Lenny looked guilelessly at his father. With his blue eyes and blond hair and fair complexion, he could have posed for cherub. ‘But he’s just a story. Like in my books. He’s just a story I made up. I wasn’t lying. I wasn’t. I was just pretending. I’m sorry if I worried Mother.’

‘That’s better. I’m glad to see that you know the difference between pretending and the truth, Leonard. Pretending is fine for people who write stories, but it doesn’t do for the rest of us. Now why don’t you read your book until dinner is ready.’ Lenny’s father turned away and picked up the newspaper.
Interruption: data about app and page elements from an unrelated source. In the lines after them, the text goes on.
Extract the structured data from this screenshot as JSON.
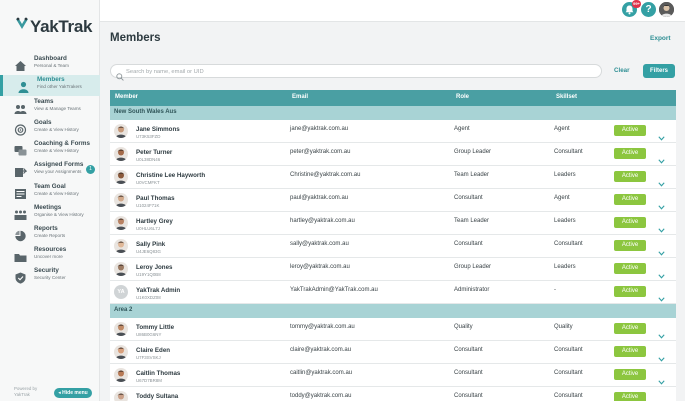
{
  "app": {
    "logo_text": "YakTrak"
  },
  "topbar": {
    "notification_count": "99+",
    "help_label": "?"
  },
  "sidebar": {
    "items": [
      {
        "label": "Dashboard",
        "sub": "Personal & Team",
        "icon": "dashboard-icon"
      },
      {
        "label": "Members",
        "sub": "Find other YakTrakers",
        "icon": "members-icon",
        "active": true
      },
      {
        "label": "Teams",
        "sub": "View & Manage Teams",
        "icon": "teams-icon"
      },
      {
        "label": "Goals",
        "sub": "Create & View History",
        "icon": "goals-icon"
      },
      {
        "label": "Coaching & Forms",
        "sub": "Create & View History",
        "icon": "coaching-icon"
      },
      {
        "label": "Assigned Forms",
        "sub": "View your Assignments",
        "icon": "assigned-forms-icon",
        "badge": "1"
      },
      {
        "label": "Team Goal",
        "sub": "Create & View History",
        "icon": "team-goal-icon"
      },
      {
        "label": "Meetings",
        "sub": "Organise & View History",
        "icon": "meetings-icon"
      },
      {
        "label": "Reports",
        "sub": "Create Reports",
        "icon": "reports-icon"
      },
      {
        "label": "Resources",
        "sub": "Uncover more",
        "icon": "resources-icon"
      },
      {
        "label": "Security",
        "sub": "Security Center",
        "icon": "security-icon"
      }
    ],
    "powered_line1": "Powered by",
    "powered_line2": "YakTrak",
    "hide_menu_label": "Hide menu"
  },
  "main": {
    "title": "Members",
    "export_label": "Export",
    "search_placeholder": "Search by name, email or UID",
    "clear_label": "Clear",
    "filters_label": "Filters"
  },
  "table": {
    "columns": {
      "member": "Member",
      "email": "Email",
      "role": "Role",
      "skillset": "Skillset"
    },
    "groups": [
      {
        "name": "New South Wales Aus",
        "rows": [
          {
            "name": "Jane Simmons",
            "uid": "U73K53FZD",
            "email": "jane@yaktrak.com.au",
            "role": "Agent",
            "skillset": "Agent",
            "status": "Active"
          },
          {
            "name": "Peter Turner",
            "uid": "U0L38DN46",
            "email": "peter@yaktrak.com.au",
            "role": "Group Leader",
            "skillset": "Consultant",
            "status": "Active"
          },
          {
            "name": "Christine Lee Hayworth",
            "uid": "U0VCMFKT",
            "email": "Christine@yaktrak.com.au",
            "role": "Team Leader",
            "skillset": "Leaders",
            "status": "Active"
          },
          {
            "name": "Paul Thomas",
            "uid": "U1024F71K",
            "email": "paul@yaktrak.com.au",
            "role": "Consultant",
            "skillset": "Agent",
            "status": "Active"
          },
          {
            "name": "Hartley Grey",
            "uid": "U0HLU6L7J",
            "email": "hartley@yaktrak.com.au",
            "role": "Team Leader",
            "skillset": "Leaders",
            "status": "Active"
          },
          {
            "name": "Sally Pink",
            "uid": "U4JE6Q83G",
            "email": "sally@yaktrak.com.au",
            "role": "Consultant",
            "skillset": "Consultant",
            "status": "Active"
          },
          {
            "name": "Leroy Jones",
            "uid": "U19Y1Q0B8",
            "email": "leroy@yaktrak.com.au",
            "role": "Group Leader",
            "skillset": "Leaders",
            "status": "Active"
          },
          {
            "name": "YakTrak Admin",
            "uid": "U1K0XDZ08",
            "email": "YakTrakAdmin@YakTrak.com.au",
            "role": "Administrator",
            "skillset": "-",
            "status": "Active",
            "initials": "YA"
          }
        ]
      },
      {
        "name": "Area 2",
        "rows": [
          {
            "name": "Tommy Little",
            "uid": "U86B0G6NY",
            "email": "tommy@yaktrak.com.au",
            "role": "Quality",
            "skillset": "Quality",
            "status": "Active"
          },
          {
            "name": "Claire Eden",
            "uid": "U7F3SVSKJ",
            "email": "claire@yaktrak.com.au",
            "role": "Consultant",
            "skillset": "Consultant",
            "status": "Active"
          },
          {
            "name": "Caitlin Thomas",
            "uid": "U67D7BR8M",
            "email": "caitlin@yaktrak.com.au",
            "role": "Consultant",
            "skillset": "Consultant",
            "status": "Active"
          },
          {
            "name": "Toddy Sultana",
            "uid": "",
            "email": "toddy@yaktrak.com.au",
            "role": "Consultant",
            "skillset": "Consultant",
            "status": "Active"
          }
        ]
      }
    ]
  },
  "colors": {
    "accent": "#34a0a4",
    "active_green": "#8cc63f",
    "group_bg": "#a8d3d5",
    "header_bg": "#4a9fa3"
  }
}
Lenny and Jimmy talked about it later that night when they were lying in bed together. Jimmy had climbed up the tree beside the house and crawled in the bedroom window. It was raining outside, and his boots were quite muddy. He didn’t bother to take them off before he got into bed with Lenny. Lenny discovered they didn’t even have to whisper. They could hear each other inside their heads.

‘You did good. Pretending I’m just a story. Now we can be together for ever and ever. And no one will ever bother us again.’ Jimmy put his arms around Lenny’s shoulders and hugged him tightly, like his grandmother did, but it was much nicer with Jimmy because Jimmy wasn’t wearing a lot of perfume that made Lenny’s eyes itch. He smelled comfortably of damp leaves and wet earth. It made Lenny feel very safe and secure, and he soon went to sleep.

And that was Lenny’s first lesson in lying. His parents thought they had helped Lenny see the difference between lying and reality. Instead they had taught him how to dissemble to authority. One gave the authorities the answer they wanted to hear, not what was true. In the years to come, it would become Lenny’s standard method of dealing with his parents, his teachers, and other adults who crossed his path. He was free to pursue a rich inner life as long as took care to make his outer life conform to the proprieties.